# ACTION ITEM:
Nothing but the lines holding the string "with" should appear in the answer. Copy them from the entries.

LISTED ENTRIES START

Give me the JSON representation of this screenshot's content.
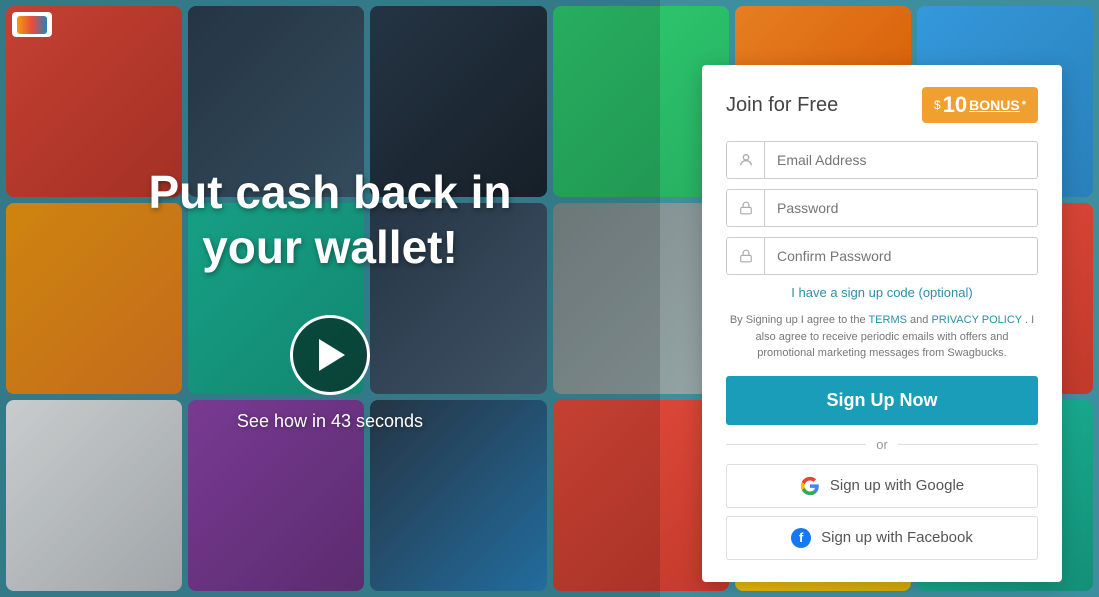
{
  "background": {
    "cards_count": 18
  },
  "logo": {
    "alt": "Swagbucks"
  },
  "hero": {
    "headline": "Put cash back in\nyour wallet!",
    "see_how_label": "See how in 43 seconds"
  },
  "bonus_badge": {
    "dollar": "$",
    "amount": "10",
    "word": "BONUS",
    "star": "*"
  },
  "panel": {
    "title": "Join for Free",
    "email_placeholder": "Email Address",
    "password_placeholder": "Password",
    "confirm_placeholder": "Confirm Password",
    "signup_code_label": "I have a sign up code (optional)",
    "terms_text_before": "By Signing up I agree to the ",
    "terms_link": "TERMS",
    "terms_and": " and ",
    "privacy_link": "PRIVACY POLICY",
    "terms_text_after": ". I also agree to receive periodic emails with offers and promotional marketing messages from Swagbucks.",
    "signup_btn_label": "Sign Up Now",
    "or_label": "or",
    "google_btn_label": "Sign up with Google",
    "facebook_btn_label": "Sign up with Facebook"
  }
}
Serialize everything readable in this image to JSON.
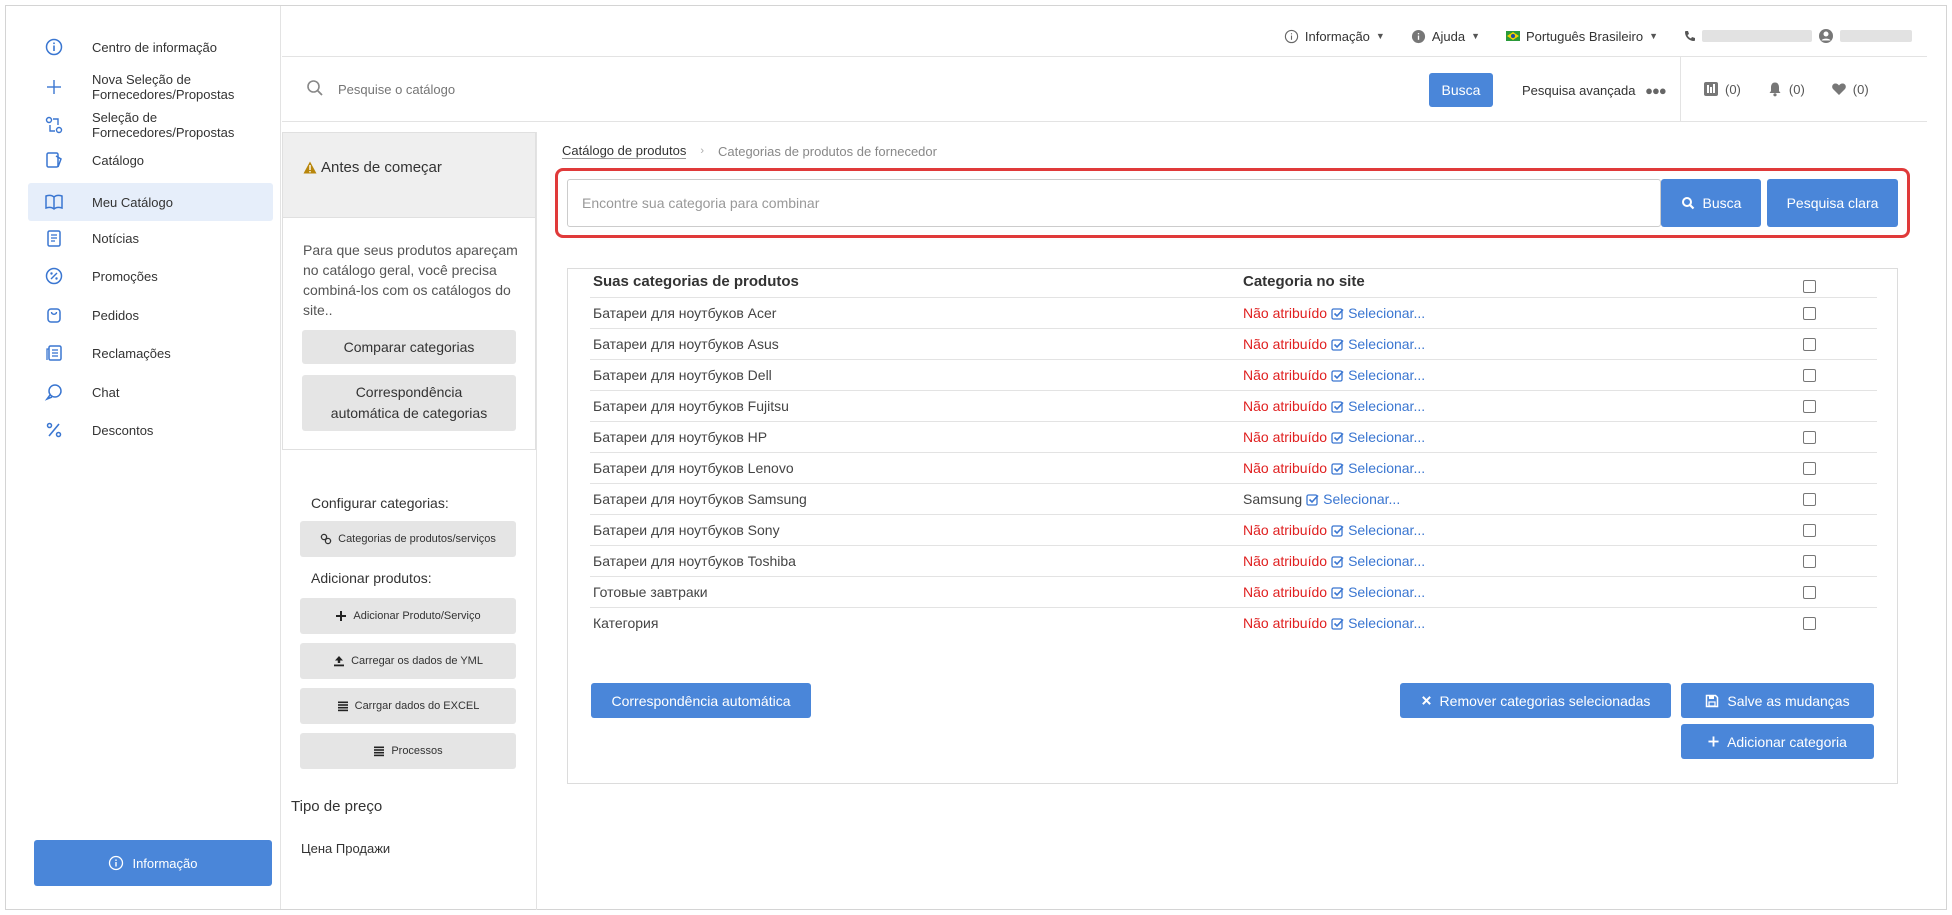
{
  "sidebar": {
    "items": [
      {
        "label": "Centro de informação",
        "icon": "info-circle-icon"
      },
      {
        "label": "Nova Seleção de Fornecedores/Propostas",
        "icon": "plus-icon"
      },
      {
        "label": "Seleção de Fornecedores/Propostas",
        "icon": "exchange-icon"
      },
      {
        "label": "Catálogo",
        "icon": "catalog-icon"
      },
      {
        "label": "Meu Catálogo",
        "icon": "book-icon"
      },
      {
        "label": "Notícias",
        "icon": "news-icon"
      },
      {
        "label": "Promoções",
        "icon": "percent-badge-icon"
      },
      {
        "label": "Pedidos",
        "icon": "bag-icon"
      },
      {
        "label": "Reclamações",
        "icon": "complaints-icon"
      },
      {
        "label": "Chat",
        "icon": "chat-icon"
      },
      {
        "label": "Descontos",
        "icon": "percent-icon"
      }
    ],
    "info_button": "Informação"
  },
  "topbar": {
    "info": "Informação",
    "help": "Ajuda",
    "language": "Português Brasileiro"
  },
  "search": {
    "placeholder": "Pesquise o catálogo",
    "button": "Busca",
    "advanced": "Pesquisa avançada",
    "compare_count": "(0)",
    "notifications_count": "(0)",
    "favorites_count": "(0)"
  },
  "midpanel": {
    "warning_title": "Antes de começar",
    "info_text": "Para que seus produtos apareçam no catálogo geral, você precisa combiná-los com os catálogos do site..",
    "compare_btn": "Comparar categorias",
    "auto_match_btn": "Correspondência automática de categorias",
    "configure_label": "Configurar categorias:",
    "categories_btn": "Categorias de produtos/serviços",
    "add_products_label": "Adicionar produtos:",
    "add_product_btn": "Adicionar Produto/Serviço",
    "load_yml_btn": "Carregar os dados de YML",
    "load_excel_btn": "Carrgar dados do EXCEL",
    "processes_btn": "Processos",
    "price_type_label": "Tipo de preço",
    "price_type_value": "Цена Продажи"
  },
  "breadcrumb": {
    "root": "Catálogo de produtos",
    "current": "Categorias de produtos de fornecedor"
  },
  "category_search": {
    "placeholder": "Encontre sua categoria para combinar",
    "search_btn": "Busca",
    "clear_btn": "Pesquisa clara"
  },
  "table": {
    "col_your": "Suas categorias de produtos",
    "col_site": "Categoria no site",
    "select_label": "Selecionar...",
    "rows": [
      {
        "name": "Батареи для ноутбуков Acer",
        "status": "Não atribuído",
        "assigned": false
      },
      {
        "name": "Батареи для ноутбуков Asus",
        "status": "Não atribuído",
        "assigned": false
      },
      {
        "name": "Батареи для ноутбуков Dell",
        "status": "Não atribuído",
        "assigned": false
      },
      {
        "name": "Батареи для ноутбуков Fujitsu",
        "status": "Não atribuído",
        "assigned": false
      },
      {
        "name": "Батареи для ноутбуков HP",
        "status": "Não atribuído",
        "assigned": false
      },
      {
        "name": "Батареи для ноутбуков Lenovo",
        "status": "Não atribuído",
        "assigned": false
      },
      {
        "name": "Батареи для ноутбуков Samsung",
        "status": "Samsung",
        "assigned": true
      },
      {
        "name": "Батареи для ноутбуков Sony",
        "status": "Não atribuído",
        "assigned": false
      },
      {
        "name": "Батареи для ноутбуков Toshiba",
        "status": "Não atribuído",
        "assigned": false
      },
      {
        "name": "Готовые завтраки",
        "status": "Não atribuído",
        "assigned": false
      },
      {
        "name": "Категория",
        "status": "Não atribuído",
        "assigned": false
      }
    ]
  },
  "actions": {
    "auto_match": "Correspondência automática",
    "remove_selected": "Remover categorias selecionadas",
    "save_changes": "Salve as mudanças",
    "add_category": "Adicionar categoria"
  }
}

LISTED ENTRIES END

# SOLUTION TO THE PROBLEM:
    "terms_text_after": ". I also agree to receive periodic emails with offers and promotional marketing messages from Swagbucks.",
    "google_btn_label": "Sign up with Google",
    "facebook_btn_label": "Sign up with Facebook"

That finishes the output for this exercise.